But that in the end doesn’t address the practical question.  Obviously this kind of leadership is more work, at least at the front end.  It certainly puts more of the leader’s character at stake.  Why should another Dean, or a prospective leader of any kind, listen to any of this?

Like any other form of leadership, the reason is rooted in the practices you’re leading.   The vocation of teaching and learning is a high passion enterprise, for both our faculty and for our devoted staff.    We are a dream factory.    What a professor does is make opportunities, open gateways to better lives for many people who just barely dared to dream it could be possible   for someone in their family—first gen in college people, like me.  I came back to Grand Rapids to provide people I know and people I am related to (well, by now, mostly their kids and grandchildren) with just such opportunities.  I came home to invent CLAS as exactly this kind of generational gateway.  As an academic leader, I can’t forget that the heart of what we do is to put dreams in reach. 

And if that’s the purpose our practice, attention must constantly be paid to the emotional well-being of the College, CLAS’s Dean must regularly and publically articulate, appreciate, and reinforce our commitment to what matters among US. 
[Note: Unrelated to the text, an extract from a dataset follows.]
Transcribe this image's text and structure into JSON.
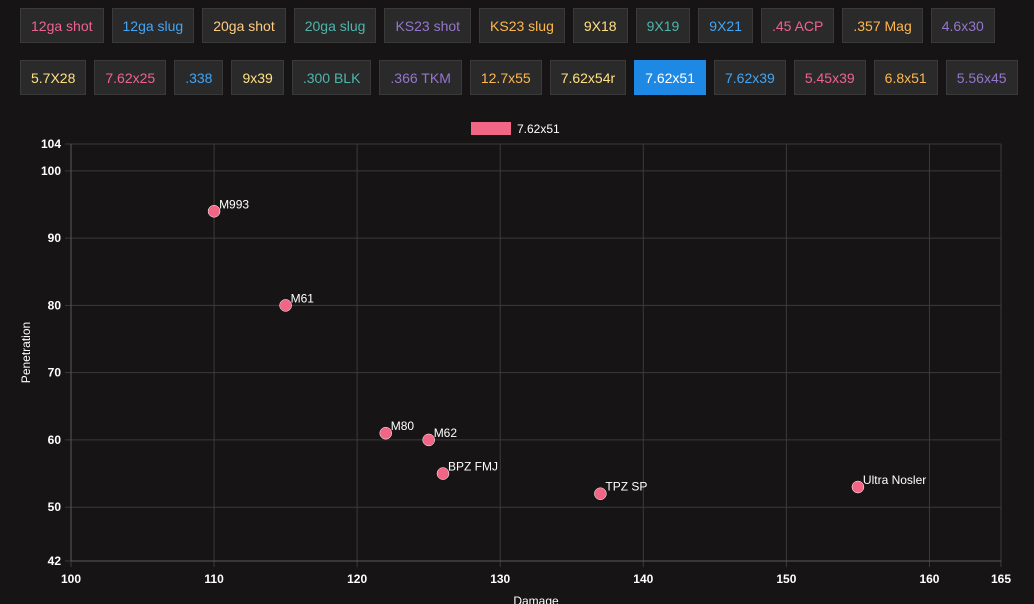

How do I know it works?  There are lots of kinds of proofs, but I’d like to think one bit of evidence is the emergence of many new leaders, each developing his or her own distinctive voice in the course of their leadership (let’s make the irony explicit: to play in the region of this kind of power, you have to be willing to give up a little control. There’s another talk in that—I work cheap, invite me back!).  When your faculty take up key positions within the larger university structure (as ours have in CLAS departments, the Brooks College, the Provost Office, and Faculty Senate) or your “coaching tree” includes deans at other colleges in places as disparate as Ypsilanti, MI and Universidad de Ibague in Tolima, Columbia;   when a student on your advisory committee, in what seems the twinkling of an eye, becomes your dog’s veterinarian, when your faculty are contributing spectacularly to everything from GVSU’s enviable record of producing Fulbright Scholars, to a flurry of major grants at a rate more than twice the national norm,  to bringing their disciplinary colleagues from all over the region and nation here to GVSU in large conferences that show off the university and the city—well, then you can tell that at least some things are being led in the right direction. 

About Grand Valley’s largest college, the College of Liberal Arts and Sciences,   I can proudly say all these things are broadly, frequently, and powerfully true—have been true for more than 8 years, up to this moment, and I’m very proud—not of anything an UberDean did, but of just about everything that we’ve empowered our College to do together. 

I say this knowing that empowerment takes constant renewal.  So, no later than this afternoon, I better get back to being the Dean I’m always beginning to become in my rhetoric.



[1] http://www4.uwm.edu/letsci/rhetlead/

[2] Craig Allen Smith, Kathy B. Smith, The White House Speaks: Presidential Leadership As Persuasion (Praeger, 1994). See also Mary Stuckey, Leadership and the Bush Presidency (Praeger, 1992), and Defining Americans: The Presidency and National Identity (Kansas Univ. Press 2004).

[3] “Leadership Is All About Emotional Persuasion”, Nick Morgan, 02.02.10 Forbes.com

[4] http://dwp.bigplanet.com/workingresources/professionaleffectivenessarticles/article.nhtml?uid=10043 [4]


[5] Wayne Booth, Modern Dogma and the Rhetoric of Assent, University of Notre Dame Press, 1974, p.162.

Page last modified March 9, 2018